I would assume that I can set css classes as such and get an image to appear on part of the page, with the text before or after it. Instead, Kindlegen is separating the image altogether. Does anyone have an idea what is going on or how to solve this?
I hate to be the bearer of bad news, but Kindle currently supports only a (very) limited subset of CSS properties. As you've discovered, it doesn't support floating. I don't believe it supports specifying the size of a DIV, though I haven't specifically tested that. It doesn't support padding. Same with border (except in tables). I rather suspect it doesn't recognise the max-height or max-width properties either. Background colour/shading is, again, only supported inside tables. However only very basic support is provided for tables, so I wouldn't recommend going back to the old web design notion of using tables to layout and format the content.
One thing I've found - if you don't specify the image height and width in the IMG attributes, and the image is smaller than the available display area on the screen, Kindle will expand the image to fill the available display area. If you specify the image height and width in the IMG attributes, and the image is smaller than the available display area, the image will be displayed using the height and width dimensions specified. You could try using percentage values, but don't hold your breath - again, it's not something I've tried, but I rather suspect it won't be recognised. So far, I've only specified image height and width in pixels. If the image is larger than the available display area, it will be adjusted to fit by the Kindle operating system.
Compared to what one can do with EPUB and a high quality EPUB reader, the Kindle is a lot simpler and more basic in what can be achieved with book interior design and layout. It's constantly developing, though, and I expect that what will be feasible 6 months from now will be substantially more than what is currently possible. For now, however, the available options are somewhat limited, and ingenuity is required when formatting anything more than straightforward narrative text.
[i]Are you saying that the only way for your image to be half the screen is by reducing the image dimensions (and not through css)?[/i]
Well, I meant that a horizontal image (in fact, most images are horizontal) will fill the Kindle screen in width but not in height, so there is space beneath it for a caption.
Where possible (that is, unless the picture was so small that it gets pixilated when I enlarge it), I size my images to be 600 pixels wide by whatever height, typically something like 400 pixels.
If it's a strong vertical, then I size it to be 800 pixels tall by whatever width, centered on the page, and I don't caption it.
Of course, this all falls apart if the viewer is using a smartphone held horizontally! Then the horizontal image fills the screen, and the vertical one gets shrunk down and centered with lots of white space on either side.
I really don't think you can dictate image size and location, given the limitations of the Kindle software and the variety of devices people use to read Kindle editions on. The best you can do is design so that it works all right in the majority of cases.
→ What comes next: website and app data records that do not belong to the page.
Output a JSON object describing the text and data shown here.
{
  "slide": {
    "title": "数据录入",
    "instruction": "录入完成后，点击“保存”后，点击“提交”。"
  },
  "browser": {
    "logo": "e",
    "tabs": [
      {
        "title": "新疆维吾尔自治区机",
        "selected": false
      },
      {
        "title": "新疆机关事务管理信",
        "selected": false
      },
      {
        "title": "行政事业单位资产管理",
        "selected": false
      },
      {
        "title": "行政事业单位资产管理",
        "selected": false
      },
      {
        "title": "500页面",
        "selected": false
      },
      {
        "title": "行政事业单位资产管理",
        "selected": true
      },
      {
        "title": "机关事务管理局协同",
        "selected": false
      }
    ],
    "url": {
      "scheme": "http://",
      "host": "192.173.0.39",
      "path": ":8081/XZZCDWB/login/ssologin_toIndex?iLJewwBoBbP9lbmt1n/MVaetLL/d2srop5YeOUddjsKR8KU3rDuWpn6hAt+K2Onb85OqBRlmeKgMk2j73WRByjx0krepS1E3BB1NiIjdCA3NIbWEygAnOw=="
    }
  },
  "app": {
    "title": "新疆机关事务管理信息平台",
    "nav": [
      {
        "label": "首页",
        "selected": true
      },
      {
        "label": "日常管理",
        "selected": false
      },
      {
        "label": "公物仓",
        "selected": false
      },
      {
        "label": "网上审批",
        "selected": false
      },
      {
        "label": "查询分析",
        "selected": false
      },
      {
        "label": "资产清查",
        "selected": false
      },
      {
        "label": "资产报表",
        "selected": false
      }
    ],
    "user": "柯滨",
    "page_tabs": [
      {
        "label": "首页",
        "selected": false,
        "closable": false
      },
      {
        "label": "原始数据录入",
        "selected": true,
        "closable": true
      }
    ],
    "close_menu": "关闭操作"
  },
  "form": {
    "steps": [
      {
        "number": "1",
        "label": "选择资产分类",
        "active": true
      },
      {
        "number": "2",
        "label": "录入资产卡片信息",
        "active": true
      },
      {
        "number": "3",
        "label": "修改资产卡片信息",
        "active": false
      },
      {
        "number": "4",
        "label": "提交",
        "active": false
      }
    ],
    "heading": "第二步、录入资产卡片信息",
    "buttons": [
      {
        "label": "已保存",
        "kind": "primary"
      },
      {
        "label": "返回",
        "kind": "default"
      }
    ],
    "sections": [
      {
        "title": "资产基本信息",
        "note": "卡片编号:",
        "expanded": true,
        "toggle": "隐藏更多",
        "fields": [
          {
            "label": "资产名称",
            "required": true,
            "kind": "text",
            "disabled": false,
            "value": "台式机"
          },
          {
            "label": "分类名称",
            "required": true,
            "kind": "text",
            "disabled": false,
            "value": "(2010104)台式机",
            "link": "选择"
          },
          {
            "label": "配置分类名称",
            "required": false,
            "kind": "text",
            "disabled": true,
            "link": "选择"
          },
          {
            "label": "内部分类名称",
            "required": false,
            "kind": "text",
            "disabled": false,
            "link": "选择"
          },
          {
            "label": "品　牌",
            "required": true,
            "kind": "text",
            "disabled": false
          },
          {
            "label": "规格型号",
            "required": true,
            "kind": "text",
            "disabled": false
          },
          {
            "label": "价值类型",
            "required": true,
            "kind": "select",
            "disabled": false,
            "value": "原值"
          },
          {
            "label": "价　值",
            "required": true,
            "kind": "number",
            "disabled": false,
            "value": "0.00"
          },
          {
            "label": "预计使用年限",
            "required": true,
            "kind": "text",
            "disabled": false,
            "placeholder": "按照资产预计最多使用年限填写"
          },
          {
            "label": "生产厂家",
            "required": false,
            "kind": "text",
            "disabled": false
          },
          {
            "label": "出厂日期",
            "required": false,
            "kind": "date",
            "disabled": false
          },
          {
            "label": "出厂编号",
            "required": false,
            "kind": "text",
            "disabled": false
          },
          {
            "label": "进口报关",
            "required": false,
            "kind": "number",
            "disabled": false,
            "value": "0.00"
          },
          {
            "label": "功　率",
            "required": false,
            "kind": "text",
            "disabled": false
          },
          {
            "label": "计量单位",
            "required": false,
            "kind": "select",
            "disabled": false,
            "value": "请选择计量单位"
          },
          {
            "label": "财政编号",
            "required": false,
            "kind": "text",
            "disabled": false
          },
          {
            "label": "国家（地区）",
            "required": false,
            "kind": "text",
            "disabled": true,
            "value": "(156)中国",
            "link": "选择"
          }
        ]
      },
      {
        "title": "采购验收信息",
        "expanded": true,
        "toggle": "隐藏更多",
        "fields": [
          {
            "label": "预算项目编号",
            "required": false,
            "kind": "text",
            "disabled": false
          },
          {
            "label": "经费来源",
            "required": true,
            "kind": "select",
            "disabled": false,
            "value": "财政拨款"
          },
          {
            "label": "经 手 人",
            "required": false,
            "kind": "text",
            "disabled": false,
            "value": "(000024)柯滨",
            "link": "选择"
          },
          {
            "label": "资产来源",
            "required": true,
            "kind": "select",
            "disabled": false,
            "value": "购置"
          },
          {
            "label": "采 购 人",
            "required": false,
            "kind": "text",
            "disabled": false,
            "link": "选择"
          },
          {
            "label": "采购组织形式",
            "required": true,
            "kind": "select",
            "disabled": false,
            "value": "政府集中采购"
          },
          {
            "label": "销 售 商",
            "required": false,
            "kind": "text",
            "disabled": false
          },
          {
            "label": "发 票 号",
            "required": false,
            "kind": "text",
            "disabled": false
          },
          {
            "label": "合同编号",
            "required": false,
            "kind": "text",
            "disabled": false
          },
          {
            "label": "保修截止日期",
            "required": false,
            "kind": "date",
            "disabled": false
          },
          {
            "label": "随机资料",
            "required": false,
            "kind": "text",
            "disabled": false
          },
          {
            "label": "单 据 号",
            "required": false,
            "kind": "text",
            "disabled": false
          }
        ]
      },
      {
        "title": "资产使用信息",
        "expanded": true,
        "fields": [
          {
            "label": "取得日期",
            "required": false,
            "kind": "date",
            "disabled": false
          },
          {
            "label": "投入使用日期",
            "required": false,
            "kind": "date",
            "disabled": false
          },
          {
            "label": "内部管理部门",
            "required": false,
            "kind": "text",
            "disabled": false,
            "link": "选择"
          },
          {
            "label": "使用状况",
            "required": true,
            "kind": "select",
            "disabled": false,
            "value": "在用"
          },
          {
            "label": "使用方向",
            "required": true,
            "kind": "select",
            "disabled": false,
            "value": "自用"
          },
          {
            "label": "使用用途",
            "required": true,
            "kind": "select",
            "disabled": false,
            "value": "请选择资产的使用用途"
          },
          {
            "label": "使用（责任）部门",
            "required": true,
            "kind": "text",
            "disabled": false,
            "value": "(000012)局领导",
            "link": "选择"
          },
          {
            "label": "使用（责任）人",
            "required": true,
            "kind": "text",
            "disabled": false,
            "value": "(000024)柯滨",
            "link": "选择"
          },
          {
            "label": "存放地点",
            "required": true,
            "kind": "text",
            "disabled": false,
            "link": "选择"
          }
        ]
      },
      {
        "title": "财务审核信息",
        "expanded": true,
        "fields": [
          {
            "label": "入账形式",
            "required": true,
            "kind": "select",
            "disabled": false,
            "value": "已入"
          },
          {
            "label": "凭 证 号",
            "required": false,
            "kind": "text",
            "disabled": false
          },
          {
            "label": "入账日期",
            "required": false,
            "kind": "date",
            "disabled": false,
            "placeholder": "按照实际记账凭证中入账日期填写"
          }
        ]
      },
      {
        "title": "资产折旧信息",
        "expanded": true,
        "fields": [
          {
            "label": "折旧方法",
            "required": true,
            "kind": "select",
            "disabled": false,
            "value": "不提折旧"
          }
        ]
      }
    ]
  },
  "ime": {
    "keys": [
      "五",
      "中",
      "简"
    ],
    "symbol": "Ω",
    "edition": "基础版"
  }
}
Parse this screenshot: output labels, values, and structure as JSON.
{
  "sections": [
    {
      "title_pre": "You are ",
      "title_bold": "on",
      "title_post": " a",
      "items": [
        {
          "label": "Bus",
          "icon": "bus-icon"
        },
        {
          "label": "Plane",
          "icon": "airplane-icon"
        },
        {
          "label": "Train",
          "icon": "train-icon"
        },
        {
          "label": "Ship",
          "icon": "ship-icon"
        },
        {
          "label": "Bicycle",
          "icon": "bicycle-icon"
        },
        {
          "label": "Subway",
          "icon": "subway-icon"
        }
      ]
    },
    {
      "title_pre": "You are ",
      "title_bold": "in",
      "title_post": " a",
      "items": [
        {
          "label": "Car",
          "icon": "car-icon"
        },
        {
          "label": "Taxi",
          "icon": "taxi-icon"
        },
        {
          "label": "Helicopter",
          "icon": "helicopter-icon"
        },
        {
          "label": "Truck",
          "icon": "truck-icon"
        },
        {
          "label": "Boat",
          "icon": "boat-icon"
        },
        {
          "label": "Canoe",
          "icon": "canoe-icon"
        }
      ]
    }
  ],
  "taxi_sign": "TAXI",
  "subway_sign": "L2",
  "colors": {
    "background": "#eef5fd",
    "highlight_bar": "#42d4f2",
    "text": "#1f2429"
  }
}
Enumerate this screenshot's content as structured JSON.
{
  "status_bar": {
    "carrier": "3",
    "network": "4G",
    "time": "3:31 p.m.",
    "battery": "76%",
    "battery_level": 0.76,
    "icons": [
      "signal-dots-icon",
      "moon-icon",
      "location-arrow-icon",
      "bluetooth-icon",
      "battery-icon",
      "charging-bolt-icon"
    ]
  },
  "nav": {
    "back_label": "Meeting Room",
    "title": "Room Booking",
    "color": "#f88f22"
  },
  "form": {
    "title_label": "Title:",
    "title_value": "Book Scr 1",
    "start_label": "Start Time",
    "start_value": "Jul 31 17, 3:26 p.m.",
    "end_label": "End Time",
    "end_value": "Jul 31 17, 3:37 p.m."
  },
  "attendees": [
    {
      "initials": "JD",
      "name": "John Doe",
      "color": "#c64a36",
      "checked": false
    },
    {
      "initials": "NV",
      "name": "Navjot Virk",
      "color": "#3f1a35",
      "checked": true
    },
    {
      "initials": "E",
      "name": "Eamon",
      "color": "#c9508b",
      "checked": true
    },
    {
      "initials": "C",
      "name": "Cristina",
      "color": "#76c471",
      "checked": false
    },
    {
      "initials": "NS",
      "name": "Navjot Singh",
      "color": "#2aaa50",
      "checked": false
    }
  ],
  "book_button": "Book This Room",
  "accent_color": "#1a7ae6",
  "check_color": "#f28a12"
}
Even if you decide to design just for the Kindle, you can't know that your reader hasn't set his device so that it is read horizontally.
E-ink can do images perfectly well; these are just software issues (and frankly, when I was investigating Mobipocket 2 years ago, I found the same basic problems). It's a shame that mobipocket has such modest support for it.
A quibble. Tall images are a natural fit for the Kindle screen (especially if floating were possible).
I'm designing for epub eink, epub ipad, kindle eink, kindle ipad (not to mention a web-based version).
Now it looks like I'm going to have to re-scale all my images manually for kindle e-ink. I have to wonder whether it's too much trouble to put images in a kindle format..
Interesting discussion, but surely the zoom function
on the Kindle takes care of some of these issues?
I mentioned above that in one case I posted a small image because it looked pixilated when enlarged to 600 pixels wide. On Kindle for PC it showed small. But this morning when I downloaded it to the Kindle reader, behold! It was indeed zoomed to full page. So I took the caption away.